Over the last decade of traveling together, we’ve been fortunate to have some amazing experiences. From swimming with sea turtles in Mexico to sipping wine in Macedonia to cruising the Galapagos Islands, we’ve had some spectacular adventures around the world. But our life was by no means always this way. For our first eight years together, we didn’t think we had the time or money to travel.
Our story started in New York City, one of the most expensive cities in the world. Lance lived in a tiny apartment in a marginally-safe neighborhood. I was a few blocks away sharing an apartment with four other recent college grads in a building that was ultimately christened the most rat-infested apartment building in the city. I had debt from college, and after a period of being laid off following September 11, Lance was getting back on his feet. We both worked long days and didn’t have much to show for it. Needless to say, it was a struggle.
In the New York years, travel was a luxury we didn’t have time for and we certainly couldn’t afford.

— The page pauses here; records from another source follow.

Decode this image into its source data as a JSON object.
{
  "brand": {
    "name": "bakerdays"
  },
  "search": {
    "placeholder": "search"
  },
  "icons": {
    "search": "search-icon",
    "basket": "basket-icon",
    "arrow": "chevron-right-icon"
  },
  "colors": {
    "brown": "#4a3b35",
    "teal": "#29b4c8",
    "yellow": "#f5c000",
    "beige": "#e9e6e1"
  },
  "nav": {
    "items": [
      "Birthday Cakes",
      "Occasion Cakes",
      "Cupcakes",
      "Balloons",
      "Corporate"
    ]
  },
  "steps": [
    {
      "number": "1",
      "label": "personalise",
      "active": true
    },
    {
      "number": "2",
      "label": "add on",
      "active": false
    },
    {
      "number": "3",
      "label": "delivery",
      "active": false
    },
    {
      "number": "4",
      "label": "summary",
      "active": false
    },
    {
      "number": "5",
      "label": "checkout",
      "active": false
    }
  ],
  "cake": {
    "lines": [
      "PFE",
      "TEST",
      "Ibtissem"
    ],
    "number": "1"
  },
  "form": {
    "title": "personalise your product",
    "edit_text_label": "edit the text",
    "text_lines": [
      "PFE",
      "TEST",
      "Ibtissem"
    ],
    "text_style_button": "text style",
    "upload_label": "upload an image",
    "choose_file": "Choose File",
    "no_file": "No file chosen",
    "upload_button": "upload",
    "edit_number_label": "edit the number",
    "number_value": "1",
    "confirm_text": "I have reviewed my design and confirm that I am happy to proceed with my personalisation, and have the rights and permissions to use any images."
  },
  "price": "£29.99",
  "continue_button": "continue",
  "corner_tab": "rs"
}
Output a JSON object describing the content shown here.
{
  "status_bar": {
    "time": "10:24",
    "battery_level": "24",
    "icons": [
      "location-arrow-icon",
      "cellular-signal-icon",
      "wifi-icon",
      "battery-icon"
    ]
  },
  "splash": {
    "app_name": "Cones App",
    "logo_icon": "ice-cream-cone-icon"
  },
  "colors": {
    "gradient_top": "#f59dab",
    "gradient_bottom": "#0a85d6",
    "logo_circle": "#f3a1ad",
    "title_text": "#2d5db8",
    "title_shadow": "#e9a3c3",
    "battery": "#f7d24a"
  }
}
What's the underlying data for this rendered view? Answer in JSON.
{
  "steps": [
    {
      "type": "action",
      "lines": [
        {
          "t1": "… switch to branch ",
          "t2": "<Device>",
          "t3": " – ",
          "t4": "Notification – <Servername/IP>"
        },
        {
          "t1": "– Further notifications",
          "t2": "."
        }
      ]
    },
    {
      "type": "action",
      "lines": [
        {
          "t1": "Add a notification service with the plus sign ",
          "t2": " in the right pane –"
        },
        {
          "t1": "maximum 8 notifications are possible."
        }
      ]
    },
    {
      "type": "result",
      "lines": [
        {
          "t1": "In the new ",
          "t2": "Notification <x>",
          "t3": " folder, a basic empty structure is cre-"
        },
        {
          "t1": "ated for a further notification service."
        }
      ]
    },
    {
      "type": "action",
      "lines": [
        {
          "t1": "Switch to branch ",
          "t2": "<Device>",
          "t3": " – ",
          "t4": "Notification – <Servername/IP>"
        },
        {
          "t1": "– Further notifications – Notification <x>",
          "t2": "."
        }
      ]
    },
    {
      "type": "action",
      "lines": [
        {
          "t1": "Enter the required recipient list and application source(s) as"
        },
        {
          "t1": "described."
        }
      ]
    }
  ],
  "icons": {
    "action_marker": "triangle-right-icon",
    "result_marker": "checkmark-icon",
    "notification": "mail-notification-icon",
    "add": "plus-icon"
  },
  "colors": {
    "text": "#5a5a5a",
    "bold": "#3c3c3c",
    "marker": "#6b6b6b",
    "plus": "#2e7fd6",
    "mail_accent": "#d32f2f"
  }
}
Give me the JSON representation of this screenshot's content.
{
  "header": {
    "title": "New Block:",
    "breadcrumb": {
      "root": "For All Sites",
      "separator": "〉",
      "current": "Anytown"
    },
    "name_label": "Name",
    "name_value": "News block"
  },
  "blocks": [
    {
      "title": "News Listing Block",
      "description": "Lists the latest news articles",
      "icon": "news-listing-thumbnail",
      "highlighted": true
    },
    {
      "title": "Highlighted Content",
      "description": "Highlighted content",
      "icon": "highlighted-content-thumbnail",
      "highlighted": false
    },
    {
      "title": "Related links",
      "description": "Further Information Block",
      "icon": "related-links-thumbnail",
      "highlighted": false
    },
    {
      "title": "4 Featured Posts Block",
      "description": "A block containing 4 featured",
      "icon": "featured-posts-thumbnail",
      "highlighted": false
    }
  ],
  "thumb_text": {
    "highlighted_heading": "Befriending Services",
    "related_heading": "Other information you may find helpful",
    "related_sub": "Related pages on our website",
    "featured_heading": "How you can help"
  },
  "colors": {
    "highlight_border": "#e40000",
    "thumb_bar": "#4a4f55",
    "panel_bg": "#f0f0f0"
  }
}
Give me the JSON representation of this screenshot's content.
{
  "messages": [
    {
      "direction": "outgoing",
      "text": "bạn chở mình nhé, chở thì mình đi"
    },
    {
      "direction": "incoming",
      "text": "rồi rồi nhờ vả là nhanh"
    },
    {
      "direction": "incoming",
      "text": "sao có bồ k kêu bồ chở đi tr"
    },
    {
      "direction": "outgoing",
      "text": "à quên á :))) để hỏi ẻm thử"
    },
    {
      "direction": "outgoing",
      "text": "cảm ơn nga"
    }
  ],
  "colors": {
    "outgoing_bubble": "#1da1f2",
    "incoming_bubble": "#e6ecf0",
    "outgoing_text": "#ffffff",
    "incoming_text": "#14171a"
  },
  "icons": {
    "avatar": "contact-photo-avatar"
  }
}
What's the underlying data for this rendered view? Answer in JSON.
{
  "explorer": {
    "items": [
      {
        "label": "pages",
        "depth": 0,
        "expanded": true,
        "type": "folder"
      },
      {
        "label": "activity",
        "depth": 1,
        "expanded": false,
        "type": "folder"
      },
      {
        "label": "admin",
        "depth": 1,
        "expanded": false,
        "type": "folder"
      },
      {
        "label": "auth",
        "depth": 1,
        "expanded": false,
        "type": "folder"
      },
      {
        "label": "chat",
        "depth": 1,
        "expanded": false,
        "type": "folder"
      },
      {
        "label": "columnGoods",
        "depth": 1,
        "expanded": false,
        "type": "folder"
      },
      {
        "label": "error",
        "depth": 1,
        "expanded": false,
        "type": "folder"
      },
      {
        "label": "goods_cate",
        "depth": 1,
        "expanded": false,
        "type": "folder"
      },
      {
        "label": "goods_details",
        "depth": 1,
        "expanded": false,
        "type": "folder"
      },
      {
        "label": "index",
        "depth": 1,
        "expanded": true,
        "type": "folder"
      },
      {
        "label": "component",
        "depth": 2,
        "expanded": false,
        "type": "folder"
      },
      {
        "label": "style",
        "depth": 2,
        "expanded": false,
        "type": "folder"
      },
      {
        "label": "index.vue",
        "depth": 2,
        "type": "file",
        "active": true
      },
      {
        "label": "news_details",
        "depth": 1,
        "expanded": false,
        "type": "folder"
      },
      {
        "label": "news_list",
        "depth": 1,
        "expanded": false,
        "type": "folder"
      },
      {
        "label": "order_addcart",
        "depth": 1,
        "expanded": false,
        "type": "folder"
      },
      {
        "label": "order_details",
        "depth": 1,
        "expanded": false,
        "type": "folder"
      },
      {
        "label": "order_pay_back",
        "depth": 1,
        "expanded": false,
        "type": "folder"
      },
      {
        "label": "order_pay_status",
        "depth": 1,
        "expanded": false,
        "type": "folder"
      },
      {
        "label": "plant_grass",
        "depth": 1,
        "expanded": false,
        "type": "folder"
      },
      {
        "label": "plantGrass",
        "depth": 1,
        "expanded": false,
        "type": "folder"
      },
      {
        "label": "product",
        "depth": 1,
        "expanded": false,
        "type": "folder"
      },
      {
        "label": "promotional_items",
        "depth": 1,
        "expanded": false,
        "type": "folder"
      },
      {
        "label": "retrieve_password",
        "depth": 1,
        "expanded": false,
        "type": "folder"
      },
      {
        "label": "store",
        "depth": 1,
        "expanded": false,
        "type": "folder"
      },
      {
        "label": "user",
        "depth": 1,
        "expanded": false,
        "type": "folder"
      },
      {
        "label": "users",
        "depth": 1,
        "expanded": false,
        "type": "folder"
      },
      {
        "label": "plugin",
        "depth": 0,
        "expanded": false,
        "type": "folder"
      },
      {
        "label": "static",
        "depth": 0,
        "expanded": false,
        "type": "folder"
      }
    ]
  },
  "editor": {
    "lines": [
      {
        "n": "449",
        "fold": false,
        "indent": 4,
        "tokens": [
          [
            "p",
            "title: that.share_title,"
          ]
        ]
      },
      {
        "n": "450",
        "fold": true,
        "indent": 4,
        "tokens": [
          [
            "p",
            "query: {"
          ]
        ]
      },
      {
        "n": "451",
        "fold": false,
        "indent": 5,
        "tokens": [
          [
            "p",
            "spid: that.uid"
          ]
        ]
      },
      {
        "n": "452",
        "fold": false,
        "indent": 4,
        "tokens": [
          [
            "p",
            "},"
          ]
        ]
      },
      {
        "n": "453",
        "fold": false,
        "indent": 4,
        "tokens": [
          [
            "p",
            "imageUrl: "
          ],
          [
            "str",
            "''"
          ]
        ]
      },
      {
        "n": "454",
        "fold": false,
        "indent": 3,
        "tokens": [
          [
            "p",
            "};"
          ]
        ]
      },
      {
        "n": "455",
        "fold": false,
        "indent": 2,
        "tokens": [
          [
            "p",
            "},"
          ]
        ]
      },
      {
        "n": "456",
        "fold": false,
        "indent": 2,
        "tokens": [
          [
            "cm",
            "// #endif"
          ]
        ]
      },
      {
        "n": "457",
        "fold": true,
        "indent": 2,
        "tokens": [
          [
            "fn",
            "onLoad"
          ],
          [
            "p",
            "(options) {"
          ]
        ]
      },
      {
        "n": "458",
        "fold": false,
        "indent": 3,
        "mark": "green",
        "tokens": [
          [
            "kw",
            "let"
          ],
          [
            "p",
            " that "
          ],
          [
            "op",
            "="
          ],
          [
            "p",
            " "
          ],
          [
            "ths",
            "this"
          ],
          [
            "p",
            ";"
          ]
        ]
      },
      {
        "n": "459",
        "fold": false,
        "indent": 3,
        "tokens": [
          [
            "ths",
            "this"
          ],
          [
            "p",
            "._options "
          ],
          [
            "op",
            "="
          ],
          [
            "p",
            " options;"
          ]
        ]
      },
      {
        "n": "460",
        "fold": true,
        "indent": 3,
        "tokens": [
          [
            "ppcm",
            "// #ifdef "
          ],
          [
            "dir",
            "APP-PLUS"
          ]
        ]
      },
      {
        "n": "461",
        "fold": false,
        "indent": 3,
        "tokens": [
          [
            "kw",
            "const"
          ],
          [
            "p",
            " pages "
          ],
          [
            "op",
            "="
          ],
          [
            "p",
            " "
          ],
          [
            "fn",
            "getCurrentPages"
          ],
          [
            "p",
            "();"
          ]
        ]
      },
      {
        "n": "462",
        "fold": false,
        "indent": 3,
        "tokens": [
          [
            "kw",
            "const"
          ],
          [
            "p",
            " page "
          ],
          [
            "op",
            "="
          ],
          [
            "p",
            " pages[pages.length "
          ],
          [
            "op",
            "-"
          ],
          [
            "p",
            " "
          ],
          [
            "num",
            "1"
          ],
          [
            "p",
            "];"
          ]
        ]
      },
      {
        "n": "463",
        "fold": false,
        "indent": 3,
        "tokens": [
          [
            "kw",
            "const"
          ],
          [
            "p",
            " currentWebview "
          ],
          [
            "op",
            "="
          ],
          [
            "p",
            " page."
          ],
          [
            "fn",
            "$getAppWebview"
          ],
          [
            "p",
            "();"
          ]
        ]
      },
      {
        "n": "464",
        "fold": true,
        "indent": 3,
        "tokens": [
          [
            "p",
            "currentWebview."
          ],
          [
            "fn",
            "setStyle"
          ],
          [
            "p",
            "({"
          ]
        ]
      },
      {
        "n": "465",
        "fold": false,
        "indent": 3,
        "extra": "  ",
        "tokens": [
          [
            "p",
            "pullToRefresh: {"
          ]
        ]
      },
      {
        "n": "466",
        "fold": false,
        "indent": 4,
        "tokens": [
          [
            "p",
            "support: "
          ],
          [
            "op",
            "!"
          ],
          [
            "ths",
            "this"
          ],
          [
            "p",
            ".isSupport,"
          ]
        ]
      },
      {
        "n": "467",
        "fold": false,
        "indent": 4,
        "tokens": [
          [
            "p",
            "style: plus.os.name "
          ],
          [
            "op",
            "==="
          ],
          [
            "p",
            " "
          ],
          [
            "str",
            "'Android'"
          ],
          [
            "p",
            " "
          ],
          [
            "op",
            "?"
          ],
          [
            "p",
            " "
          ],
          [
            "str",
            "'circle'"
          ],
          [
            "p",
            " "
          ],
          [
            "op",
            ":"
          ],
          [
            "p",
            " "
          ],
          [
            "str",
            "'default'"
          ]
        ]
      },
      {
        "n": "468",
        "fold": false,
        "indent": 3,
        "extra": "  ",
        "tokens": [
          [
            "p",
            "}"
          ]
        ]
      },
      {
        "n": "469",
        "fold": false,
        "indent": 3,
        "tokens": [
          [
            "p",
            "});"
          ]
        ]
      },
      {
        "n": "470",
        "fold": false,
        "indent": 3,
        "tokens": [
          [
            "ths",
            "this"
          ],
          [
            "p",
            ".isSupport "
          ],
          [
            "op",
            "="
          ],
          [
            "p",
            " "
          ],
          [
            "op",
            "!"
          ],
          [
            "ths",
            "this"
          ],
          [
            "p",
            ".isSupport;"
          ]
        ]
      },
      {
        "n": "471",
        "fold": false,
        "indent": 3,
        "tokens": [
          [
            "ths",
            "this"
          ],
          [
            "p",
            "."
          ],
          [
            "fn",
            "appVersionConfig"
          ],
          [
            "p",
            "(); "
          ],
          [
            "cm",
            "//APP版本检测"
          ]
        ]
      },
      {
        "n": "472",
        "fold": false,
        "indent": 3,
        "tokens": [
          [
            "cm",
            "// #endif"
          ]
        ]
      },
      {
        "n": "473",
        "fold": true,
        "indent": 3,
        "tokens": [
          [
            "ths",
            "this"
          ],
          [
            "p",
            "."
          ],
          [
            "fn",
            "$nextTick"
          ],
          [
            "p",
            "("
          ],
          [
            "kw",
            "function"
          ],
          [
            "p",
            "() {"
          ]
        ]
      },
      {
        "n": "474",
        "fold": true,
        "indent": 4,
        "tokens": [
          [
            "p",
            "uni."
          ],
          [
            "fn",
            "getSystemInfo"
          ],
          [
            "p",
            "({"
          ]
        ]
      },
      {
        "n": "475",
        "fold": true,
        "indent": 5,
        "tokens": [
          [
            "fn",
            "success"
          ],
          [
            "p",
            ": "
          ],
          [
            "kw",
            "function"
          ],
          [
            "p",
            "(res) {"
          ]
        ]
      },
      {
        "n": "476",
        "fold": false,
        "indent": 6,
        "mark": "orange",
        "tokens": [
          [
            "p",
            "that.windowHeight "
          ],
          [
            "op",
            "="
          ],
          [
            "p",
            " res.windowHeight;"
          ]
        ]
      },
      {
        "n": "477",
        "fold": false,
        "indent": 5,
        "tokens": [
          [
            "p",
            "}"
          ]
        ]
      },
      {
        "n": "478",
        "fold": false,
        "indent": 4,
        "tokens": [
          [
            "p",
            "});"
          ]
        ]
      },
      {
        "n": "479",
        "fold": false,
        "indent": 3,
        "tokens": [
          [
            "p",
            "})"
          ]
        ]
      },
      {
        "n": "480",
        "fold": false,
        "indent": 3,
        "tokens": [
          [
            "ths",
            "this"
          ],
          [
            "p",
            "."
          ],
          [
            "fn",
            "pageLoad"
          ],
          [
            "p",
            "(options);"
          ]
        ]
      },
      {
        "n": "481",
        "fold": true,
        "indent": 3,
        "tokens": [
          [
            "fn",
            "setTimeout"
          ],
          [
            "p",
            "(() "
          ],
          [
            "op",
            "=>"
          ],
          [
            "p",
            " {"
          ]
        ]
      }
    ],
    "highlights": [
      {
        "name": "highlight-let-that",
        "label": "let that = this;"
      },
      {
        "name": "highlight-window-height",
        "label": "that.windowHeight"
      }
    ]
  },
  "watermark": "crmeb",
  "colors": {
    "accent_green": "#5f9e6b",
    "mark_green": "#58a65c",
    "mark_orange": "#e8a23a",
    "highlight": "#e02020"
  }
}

We always prioritized not having credit card debt, and that meant certain purchases and experiences weren’t options for us. For years, we perfected the art of the staycation (at least there was a lot to explore in New York) and spent time with family who lived in different time zones. But we didn’t really travel.
After a few years, Lance got a job opportunity outside of Philadelphia. It was a move we had never planned to make, but it opened up a world of opportunity thanks to the lower cost of living. We could actually afford things in Pennsylvania! We had big dreams.
But then a funny thing happened—the trappings of a better life took over. We got married and focused on saving, buying a house, and having nice things. We bought cars and whittled down my school debt, little by little. We worked and worked and worked. Our time and money weren’t focused on travel, and we didn’t know how to change that, especially with only a couple of weeks of vacation each year.
Again, it took an unexpected opportunity to shake us from our comfort zone. Lance had started graduate school studying international business. His MBA program required him to study abroad for a few weeks one summer, and the schedule overlapped my birthday. Luckily, partners were welcome for part of the time. Before we knew it, we were heading to Milan, Italy. In between his courses, we traveled to small towns in northern Italy, spent my birthday weekend in Venice, and ended up in Rome. We were hooked!
On the flight back to the U.S. from Italy, we had a “money talk.” How could we keep this going? Where else in the world did we want to travel? How could we make that happen?
We didn’t have a roadmap for our discussion. We didn’t have a plan. We didn’t know what we were doing. But what we did have was a common goal and a shared vision. Our money hadn’t increased, and our work obligations hadn’t changed, but we had a new commitment to work together to see the world. Over the next two years, we cut spending, budgeted, and developed our master plan for world exploration.
We love to share our story of becoming the Travel Addicts and teaching others how they can do it, too. That’s why we are happy to announce that we’ve been asked by Capital One to partner with them to raise awareness for their Money & Relationships campaign—a series of workshops geared towards helping couples establish healthy communication about their money habits. Workshops coming to the Capital One Café in Philadelphia include topics like “Talking Money with Your Honey” and “Your Money. Your Values.” You can see a video of us discussing our financial story on the Capital One website or here:
We are luckier than most. Lance and I have pretty much always been on the same page about travel and money. But that’s not true for everyone. According to a new survey from Capital One, 82% of couples admitted that financial conversations frequently end in arguments. Thankfully, that hasn’t been our experience, but managing finances with your spouse does necessitate taking the needs and wants of your partner into account. The only way to really be aligned is to have those financial conversations.
To further the educational campaign, we will be participating in a live event, Money Matched, at the Capital One Café in Philadelphia (135 S. 17th Street, Philadelphia) on October 18 from 5:00-7:00 pm. Come join us to learn how to make those money conversations a little bit easier. Additional workshops will take place at other Capital One Cafés through October and November (see full schedule here).
This partnership with Capital One is personal for us. For years, we didn’t think we could afford to travel, but we were wrong. What we had to do was work together to align our priorities. Travel doesn’t have to be expensive, but it does require you to have a plan. There’s no better time to start those conversations than today.